Newton's first law states, "Every object persists in its state of rest or uniform motion in a straight line unless it is compelled to change that state by forces impressed on it." A more colloquial way of saying it is "an object in motion stays in motion."

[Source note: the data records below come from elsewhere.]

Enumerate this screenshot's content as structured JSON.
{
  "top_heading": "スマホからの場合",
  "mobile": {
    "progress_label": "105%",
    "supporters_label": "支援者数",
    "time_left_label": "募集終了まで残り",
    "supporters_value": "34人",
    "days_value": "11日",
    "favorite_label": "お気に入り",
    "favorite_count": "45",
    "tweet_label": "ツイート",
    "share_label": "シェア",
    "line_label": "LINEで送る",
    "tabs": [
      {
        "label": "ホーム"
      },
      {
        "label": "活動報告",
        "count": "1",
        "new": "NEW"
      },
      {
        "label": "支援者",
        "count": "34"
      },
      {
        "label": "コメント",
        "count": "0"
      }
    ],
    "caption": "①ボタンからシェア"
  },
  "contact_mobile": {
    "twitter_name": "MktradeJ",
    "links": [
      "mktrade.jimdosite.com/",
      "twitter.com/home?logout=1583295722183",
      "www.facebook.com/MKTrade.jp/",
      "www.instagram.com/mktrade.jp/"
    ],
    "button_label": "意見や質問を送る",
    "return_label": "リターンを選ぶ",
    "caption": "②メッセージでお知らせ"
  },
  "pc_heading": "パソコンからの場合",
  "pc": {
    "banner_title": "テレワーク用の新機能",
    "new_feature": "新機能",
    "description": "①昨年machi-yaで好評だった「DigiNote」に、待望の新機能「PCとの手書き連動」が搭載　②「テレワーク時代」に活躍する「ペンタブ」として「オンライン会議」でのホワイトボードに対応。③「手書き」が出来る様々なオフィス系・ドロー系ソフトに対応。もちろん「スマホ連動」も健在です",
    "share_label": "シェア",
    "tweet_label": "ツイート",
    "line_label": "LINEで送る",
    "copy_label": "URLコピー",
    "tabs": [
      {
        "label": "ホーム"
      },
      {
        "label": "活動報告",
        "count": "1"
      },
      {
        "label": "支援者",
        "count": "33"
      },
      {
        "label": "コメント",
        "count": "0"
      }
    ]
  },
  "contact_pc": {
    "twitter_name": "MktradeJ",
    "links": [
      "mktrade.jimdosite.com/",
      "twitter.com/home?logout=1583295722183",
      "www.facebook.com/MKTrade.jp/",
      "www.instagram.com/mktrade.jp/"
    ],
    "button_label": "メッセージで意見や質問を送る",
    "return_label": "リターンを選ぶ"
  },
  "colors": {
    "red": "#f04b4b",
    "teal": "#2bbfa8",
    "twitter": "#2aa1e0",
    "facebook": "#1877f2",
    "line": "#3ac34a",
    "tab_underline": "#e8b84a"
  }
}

Newton's first law, one of his three laws of motion, describes inertia. For example, if a ball is set in motion, it keeps going unless a force stops it from going farther. A number of forces could stop it, such as friction as the ball rolls across the surface. Other things could make it go faster, such as a fan blowing behind it or gravity pulling it down a slope. Similarly, an object that is not moving stays still unless something acts upon it to move it, such as a cat's paw swiping at the ball. Newton describes how velocity changes in his second law.